Humber’s commemoration of the Montreal Massacre
By Lucy Sky
Saturday marks the Day of Remembrance and Action on Violence Against Women and the 25th anniversary of the Montreal Massacre.
Humber College held its commemoration of the massacre on Dec. 4 in the main concourse. Lone gunman Marc Lépine killed 14 women and wounded 10 other, all students at the École Polytechnique, before he turned his legally purchased weapon on himself.
Humber’s Business School Placement Advisor Sanjukta Das said as a part of the Humber diversity committee she feels that there’s a deep need for events like this. “Especially in collaboration with HSF, because we’re directly touching base with students, who are a very integral part of the coming generation,” she said.
The turnout of students was small, but Das said “there were a lot of students hanging around and listening, though they were not actively seen over here, because there is this barrier in the mind that ‘if I am there, I’m part of this.’” She added that although the students’ presence may not have been what it could’ve been, she’s just glad the message is out.
Sylvia Maracle, executive director for the Ontario Federation of Indigenous Friendship Centres, was invited to speak at the event and she echoed Das. “You can be small and mighty and really committed and go out and create social change, or you can have a large mass who are apathetic, bored and here because they have to be. So I’m always grateful for whoever comes out and just hope that somebody got something out of it,” she said.
Her speech consisted of a lot about the numbers of missing indigenous women.

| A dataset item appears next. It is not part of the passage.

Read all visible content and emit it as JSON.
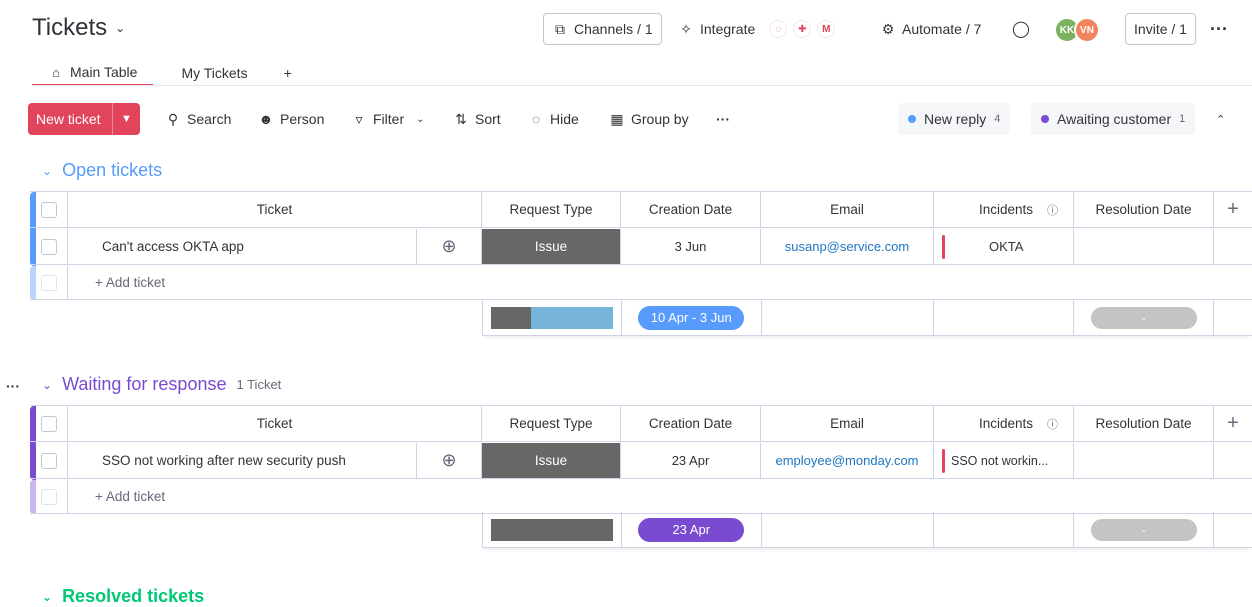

Maracle said 1,181 files were reviewed by the RCMP and out of those, 1,017 of the women had been murdered and 164 would be listed as missing. She said it’s all well and good that they looked into it, but she thinks the proof is really in if they make changes with respect to policing by the RCMP.
She also shared her views on how to better deal with the cases of abused women.
Maracle said she wants to do something about finding out why this violence happens, because putting the men in correctional facilities doesn’t stop it. “I think we should give her support and services but she should be able to stay in the home and care for her children and not displace everybody… why doesn’t he have to report every day and have counseling sessions and men’s circles and healing circles so he stops the violence?”
“It’s important for students to be aware of these issues because at the end of the day they could be impacted by it and knowing the resources available to them is important,” said HSF Services Director Sien Moi Ly. She also said she found inspiring the “solidarity in a sense and there’s raising awareness about the issue. In a public space like this, that can be very challenging, but having an open dialogue about it is important.”
Attendees were provided with roses and ribbons to show their support and a poster was put on a wall for people to sign.